One day you wake up and look at yourself in the mirror and suddenly it seems like the naturally occurring beauty that covers your head is thinning. You've spent years perfecting your hair style; parting, combing, spiking, gelling, pasting; possibly a large part of your morning routine.
Then it's gone.
Admittedly, hair loss does not occur this suddenly on average, but many men and women that are dealing with it probably have nightmares similar to this. It is genuinely surprising how important those proteins on your head can be to you when you start losing them.
Despite how horribly frustrating and alarming this situation may be, it is incredibly common.

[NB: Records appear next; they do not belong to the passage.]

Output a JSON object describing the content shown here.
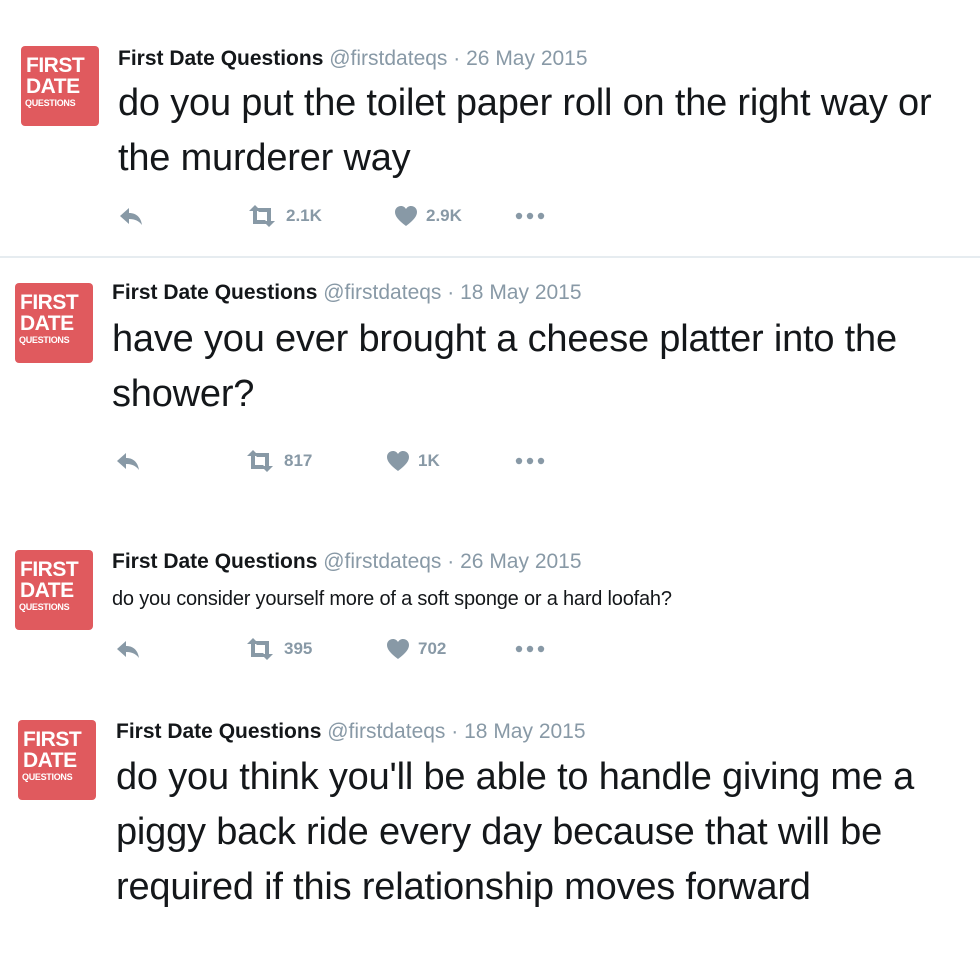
{
  "avatar": {
    "line1": "FIRST",
    "line2": "DATE",
    "line3": "QUESTIONS"
  },
  "tweets": [
    {
      "name": "First Date Questions",
      "handle": "@firstdateqs",
      "separator": "·",
      "date": "26 May 2015",
      "text": "do you put the toilet paper roll on the right way or the murderer way",
      "retweets": "2.1K",
      "likes": "2.9K"
    },
    {
      "name": "First Date Questions",
      "handle": "@firstdateqs",
      "separator": "·",
      "date": "18 May 2015",
      "text": "have you ever brought a cheese platter into the shower?",
      "retweets": "817",
      "likes": "1K"
    },
    {
      "name": "First Date Questions",
      "handle": "@firstdateqs",
      "separator": "·",
      "date": "26 May 2015",
      "text": "do you consider yourself more of a soft sponge or a hard loofah?",
      "retweets": "395",
      "likes": "702"
    },
    {
      "name": "First Date Questions",
      "handle": "@firstdateqs",
      "separator": "·",
      "date": "18 May 2015",
      "text": "do you think you'll be able to handle giving me a piggy back ride every day because that will be required if this relationship moves forward"
    }
  ],
  "icons": {
    "reply": "reply-icon",
    "retweet": "retweet-icon",
    "like": "heart-icon",
    "more": "more-icon"
  },
  "colors": {
    "avatar_bg": "#e05a5e",
    "meta_gray": "#8899a6",
    "text": "#14171a"
  }
}
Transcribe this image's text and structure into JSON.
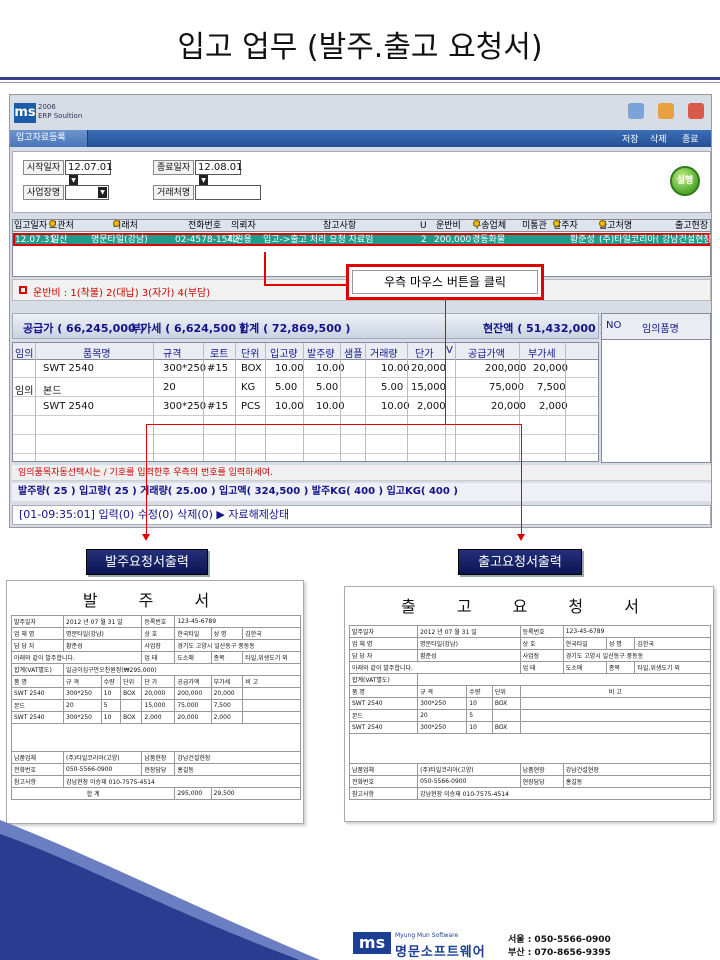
{
  "slide_title": "입고 업무 (발주.출고 요청서)",
  "window": {
    "logo_mark": "ms",
    "logo_year": "2006",
    "logo_text": "ERP Soultion",
    "tab": "입고자료등록",
    "actions": [
      "저장",
      "삭제",
      "종료"
    ]
  },
  "filter": {
    "start_label": "시작일자",
    "start_value": "12.07.01",
    "end_label": "종료일자",
    "end_value": "12.08.01",
    "biz_label": "사업장명",
    "biz_value": "",
    "client_label": "거래처명",
    "client_value": "",
    "run_button": "실행"
  },
  "grid1": {
    "headers": [
      "입고일자",
      "보관처",
      "거래처",
      "전화번호",
      "의뢰자",
      "참고사항",
      "U",
      "운반비",
      "우송업체",
      "미통관",
      "발주자",
      "출고처명",
      "",
      "출고현장"
    ],
    "row": [
      "12.07.31",
      "일산",
      "명문타일(강남)",
      "02-4578-1542",
      "지원용",
      "입고->출고 처리 요청 자료임",
      "2",
      "200,000",
      "경동화물",
      "",
      "황준성",
      "(주)타일코리아(",
      "",
      "강남건설현장"
    ]
  },
  "freight_note": "운반비 : 1(착불) 2(대납) 3(자가) 4(부담)",
  "callout": "우측 마우스 버튼을 클릭",
  "totals": {
    "supply": "공급가 (     66,245,000 )",
    "vat": "부가세 (     6,624,500 )",
    "total": "합계 (     72,869,500 )",
    "cash": "현잔액 (     51,432,000 )"
  },
  "grid2": {
    "headers": [
      "임의",
      "품목명",
      "규격",
      "로트",
      "단위",
      "입고량",
      "발주량",
      "샘플",
      "거래량",
      "단가",
      "V",
      "공급가액",
      "부가세"
    ],
    "rows": [
      [
        "",
        "SWT 2540",
        "300*250",
        "#15",
        "BOX",
        "10.00",
        "10.00",
        "",
        "10.00",
        "20,000",
        "",
        "200,000",
        "20,000"
      ],
      [
        "임의",
        "본드",
        "20",
        "",
        "KG",
        "5.00",
        "5.00",
        "",
        "5.00",
        "15,000",
        "",
        "75,000",
        "7,500"
      ],
      [
        "",
        "SWT 2540",
        "300*250",
        "#15",
        "PCS",
        "10.00",
        "10.00",
        "",
        "10.00",
        "2,000",
        "",
        "20,000",
        "2,000"
      ]
    ]
  },
  "side": {
    "no": "NO",
    "title": "임의품명"
  },
  "hint": "임의품목자동선택시는 / 기호를 입력한후 우측의 번호를 입력하세여.",
  "summary": "발주량(     25 )    입고량(     25 )    거래량(     25.00 )    입고액(          324,500 )    발주KG(     400 )    입고KG(     400 )",
  "status": "[01-09:35:01] 입력(0) 수정(0) 삭제(0) ▶ 자료해제상태",
  "labels": {
    "order": "발주요청서출력",
    "ship": "출고요청서출력"
  },
  "doc_order": {
    "title": "발 주 서",
    "rows": [
      [
        "발주일자",
        "2012 년 07 월 31 일",
        "등록번호",
        "123-45-6789"
      ],
      [
        "업 체 명",
        "명문타일(강남)",
        "상 호",
        "한국타일",
        "성 명",
        "김한국"
      ],
      [
        "담 당 자",
        "황준성",
        "사업장",
        "경기도 고양시 일산동구 풍동동"
      ],
      [
        "아래와 같이 발주합니다.",
        "",
        "업 태",
        "도소매",
        "종목",
        "타일,위생도기 외"
      ],
      [
        "합계(VAT별도)",
        "일금이십구만오천원정(₩295,000)"
      ],
      [
        "품 명",
        "규 격",
        "수량",
        "단위",
        "단 가",
        "공급가액",
        "부가세",
        "비 고"
      ],
      [
        "SWT 2540",
        "300*250",
        "10",
        "BOX",
        "20,000",
        "200,000",
        "20,000",
        ""
      ],
      [
        "본드",
        "20",
        "5",
        "",
        "15,000",
        "75,000",
        "7,500",
        ""
      ],
      [
        "SWT 2540",
        "300*250",
        "10",
        "BOX",
        "2,000",
        "20,000",
        "2,000",
        ""
      ],
      [
        "납품업체",
        "(주)타일코리아(고양)",
        "납품현장",
        "강남건설현장"
      ],
      [
        "전화번호",
        "050-5566-0900",
        "현장담당",
        "홍길동"
      ],
      [
        "참고사항",
        "강남현장 이승재 010-7575-4514"
      ],
      [
        "합 계",
        "",
        "295,000",
        "29,500"
      ]
    ]
  },
  "doc_ship": {
    "title": "출 고 요 청 서",
    "rows": [
      [
        "발주일자",
        "2012 년 07 월 31 일",
        "등록번호",
        "123-45-6789"
      ],
      [
        "업 체 명",
        "명문타일(강남)",
        "상 호",
        "한국타일",
        "성 명",
        "김한국"
      ],
      [
        "담 당 자",
        "황준성",
        "사업장",
        "경기도 고양시 일산동구 풍동동"
      ],
      [
        "아래와 같이 발주합니다.",
        "",
        "업 태",
        "도소매",
        "종목",
        "타일,위생도기 외"
      ],
      [
        "합계(VAT별도)",
        ""
      ],
      [
        "품 명",
        "규 격",
        "수량",
        "단위",
        "비 고"
      ],
      [
        "SWT 2540",
        "300*250",
        "10",
        "BOX",
        ""
      ],
      [
        "본드",
        "20",
        "5",
        "",
        ""
      ],
      [
        "SWT 2540",
        "300*250",
        "10",
        "BOX",
        ""
      ],
      [
        "납품업체",
        "(주)타일코리아(고양)",
        "납품현장",
        "강남건설현장"
      ],
      [
        "전화번호",
        "050-5566-0900",
        "현장담당",
        "홍길동"
      ],
      [
        "참고사항",
        "강남현장 이승재 010-7575-4514"
      ]
    ]
  },
  "brand": {
    "mark": "ms",
    "software": "Myung Mun Software",
    "name": "명문소프트웨어",
    "seoul": "서울 : 050-5566-0900",
    "busan": "부산 : 070-8656-9395"
  }
}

In the US, there are an estimated 35 million men and 21 million women experiencing noticeable hair loss. That is a staggering number when you take the total US population into consideration.
There is a remarkable increase in noticeable hair loss as your age increases. By the age of 35, 40% of men will have visible hair loss. This number increases to 65% by the age of 60 and 70% by the age of 80.
Women do not escape this devastation unscathed either, though the number of occurrences and seriousness is smaller.
We are all losing hair; however, some of us lose it more rapidly than it grows back which is what causes baldness.
Normal human hair loss is considered to be 100 hairs per day while the average head of hair contains 110,000 hair follicles.
Drastic hair loss in excess of these numbers is known medically as alopecia.
Despite common folklore, wearing hats, over brushing and shampooing your hair too hard or too frequently are not proven causes of hair loss.
How does one lose more hair than normal? In order to understand the possible answers to this question, we must first understand what hair is and how it grows.
Read our next post to learn the basics.